Looking at a CEO’s personal finances can tell you how comfortable a company is with debt.
A new academic study found that corporations with higher levels of debt tend to have CEOs who also owe more on their own homes, according to a news release from Ohio State University.
Firms whose CEOs have home mortgages have more debt — about 4 percentage points more — than firms whose CEOs do not take out a mortgage to finance their primary personal residence, the release said.
“It’s not just the characteristics of the firm or the industry that determine a company’s debt choices. Our findings suggest that you have to also look at the personal characteristics of the CEO to fully explain these financial decisions,” Anil Makhija, co-author of the study and a finance professor at Ohio State University’s Fisher College of Business.
Makhija conducted the study with Henrik Cronqvist, professor of economics and finance at Claremont McKenna College, and Scott Yonker, a graduate student at the Fisher College.
Their study involved a sample of 1,351 CEOs. Results showed that the average CEO bought his or her home for $1.65 million in 2005 dollars. The average house was 5,180 square feet, had four bedrooms, and about 11 rooms in total, the release said.

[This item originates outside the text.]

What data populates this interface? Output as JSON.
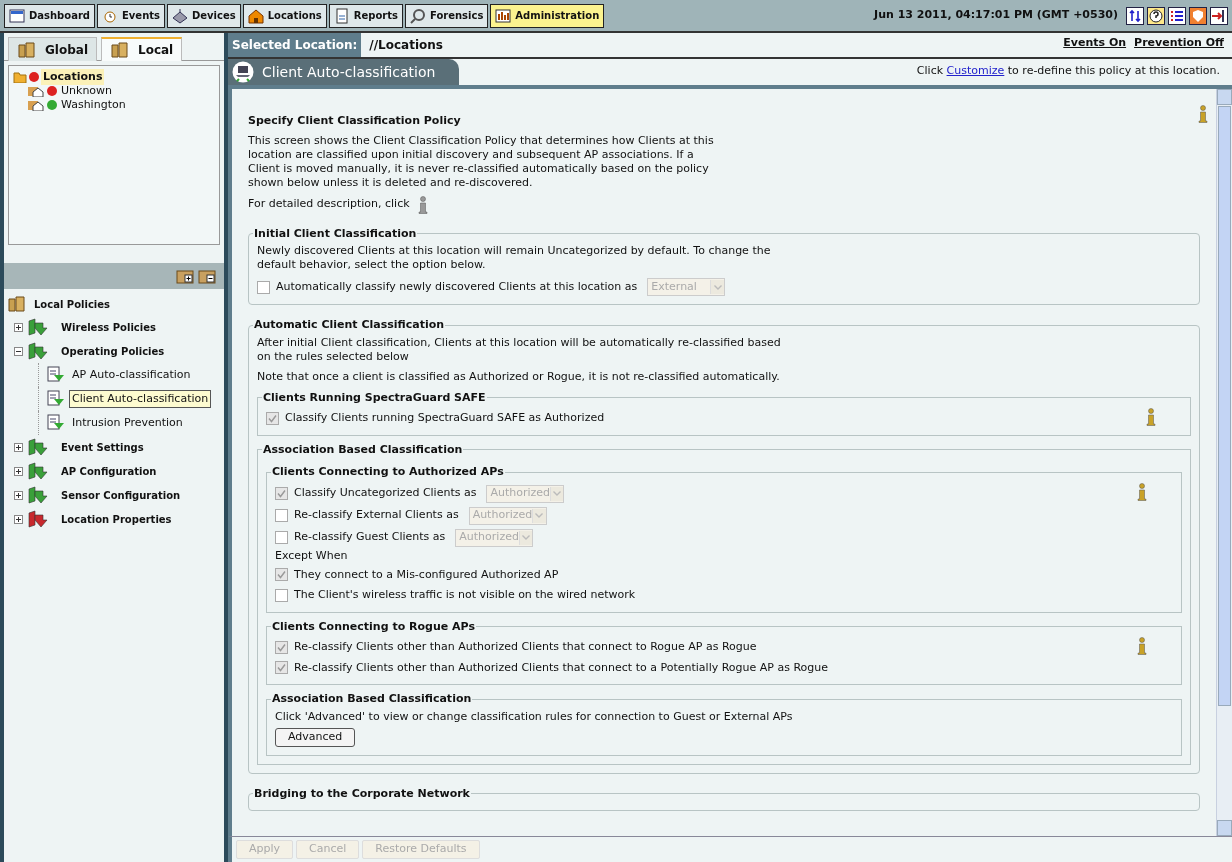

Results showed that 67 percent of the corporate leaders used a mortgage when they purchased their home. They borrowed an average of 66 percent of the purchase price.
How the CEOs financed their homes is an indicator of their tolerance for debt, a trait that is difficult to measure otherwise, Makhija said in the release.
The researchers compared how much debt the CEOs had on their homes with how much debt the firms they led had compiled.
They found a strong positive relationship between personal and corporate debt, even after they took into account a wide variety of factors that could affect either kind of debt, the release said.
“Our study suggests that we have to also look at the personal traits of CEOs, because they can tell us important information about the financial policies of the firms they manage,” Makhija said in the release. “Past research has generally ignored these traits in explaining how firms are financed.”